* **AIM OF THE TASK**
Return the data word for word. Pictures are to be omitted.

* **DATA EXTRACT**
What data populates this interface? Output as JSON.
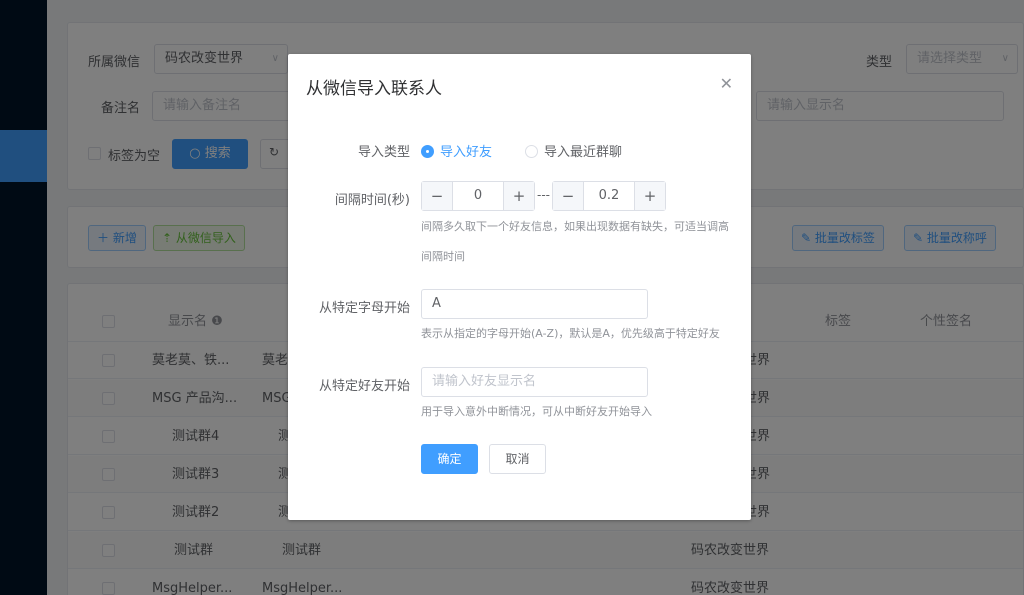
{
  "filters": {
    "wechat_label": "所属微信",
    "wechat_value": "码农改变世界",
    "remark_label": "备注名",
    "remark_placeholder": "请输入备注名",
    "type_label": "类型",
    "type_placeholder": "请选择类型",
    "display_placeholder": "请输入显示名",
    "empty_tag_label": "标签为空",
    "search_label": "搜索"
  },
  "toolbar": {
    "add_label": "新增",
    "import_label": "从微信导入",
    "batch_tag_label": "批量改标签",
    "batch_name_label": "批量改称呼"
  },
  "table": {
    "headers": {
      "display_name": "显示名",
      "tags": "标签",
      "signature": "个性签名"
    },
    "rows": [
      {
        "display": "莫老莫、铁...",
        "remark": "莫老",
        "wechat": "世界"
      },
      {
        "display": "MSG 产品沟...",
        "remark": "MSG",
        "wechat": "世界"
      },
      {
        "display": "测试群4",
        "remark": "测",
        "wechat": "世界"
      },
      {
        "display": "测试群3",
        "remark": "测",
        "wechat": "世界"
      },
      {
        "display": "测试群2",
        "remark": "测",
        "wechat": "世界"
      },
      {
        "display": "测试群",
        "remark": "测试群",
        "wechat": "码农改变世界"
      },
      {
        "display": "MsgHelper...",
        "remark": "MsgHelper...",
        "wechat": "码农改变世界"
      }
    ]
  },
  "dialog": {
    "title": "从微信导入联系人",
    "import_type_label": "导入类型",
    "opt_friends": "导入好友",
    "opt_groups": "导入最近群聊",
    "interval_label": "间隔时间(秒)",
    "interval_min": "0",
    "interval_max": "0.2",
    "interval_hint": "间隔多久取下一个好友信息，如果出现数据有缺失，可适当调高间隔时间",
    "letter_label": "从特定字母开始",
    "letter_value": "A",
    "letter_hint": "表示从指定的字母开始(A-Z)，默认是A，优先级高于特定好友",
    "friend_label": "从特定好友开始",
    "friend_placeholder": "请输入好友显示名",
    "friend_hint": "用于导入意外中断情况，可从中断好友开始导入",
    "ok_label": "确定",
    "cancel_label": "取消"
  }
}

* **ANSWER BELOW**
What data populates this interface? Output as JSON.
{
  "filters": {
    "wechat_label": "所属微信",
    "wechat_value": "码农改变世界",
    "remark_label": "备注名",
    "remark_placeholder": "请输入备注名",
    "type_label": "类型",
    "type_placeholder": "请选择类型",
    "display_placeholder": "请输入显示名",
    "empty_tag_label": "标签为空",
    "search_label": "搜索"
  },
  "toolbar": {
    "add_label": "新增",
    "import_label": "从微信导入",
    "batch_tag_label": "批量改标签",
    "batch_name_label": "批量改称呼"
  },
  "table": {
    "headers": {
      "display_name": "显示名",
      "tags": "标签",
      "signature": "个性签名"
    },
    "rows": [
      {
        "display": "莫老莫、铁...",
        "remark": "莫老",
        "wechat": "世界"
      },
      {
        "display": "MSG 产品沟...",
        "remark": "MSG",
        "wechat": "世界"
      },
      {
        "display": "测试群4",
        "remark": "测",
        "wechat": "世界"
      },
      {
        "display": "测试群3",
        "remark": "测",
        "wechat": "世界"
      },
      {
        "display": "测试群2",
        "remark": "测",
        "wechat": "世界"
      },
      {
        "display": "测试群",
        "remark": "测试群",
        "wechat": "码农改变世界"
      },
      {
        "display": "MsgHelper...",
        "remark": "MsgHelper...",
        "wechat": "码农改变世界"
      }
    ]
  },
  "dialog": {
    "title": "从微信导入联系人",
    "import_type_label": "导入类型",
    "opt_friends": "导入好友",
    "opt_groups": "导入最近群聊",
    "interval_label": "间隔时间(秒)",
    "interval_min": "0",
    "interval_max": "0.2",
    "interval_hint": "间隔多久取下一个好友信息，如果出现数据有缺失，可适当调高间隔时间",
    "letter_label": "从特定字母开始",
    "letter_value": "A",
    "letter_hint": "表示从指定的字母开始(A-Z)，默认是A，优先级高于特定好友",
    "friend_label": "从特定好友开始",
    "friend_placeholder": "请输入好友显示名",
    "friend_hint": "用于导入意外中断情况，可从中断好友开始导入",
    "ok_label": "确定",
    "cancel_label": "取消"
  }
}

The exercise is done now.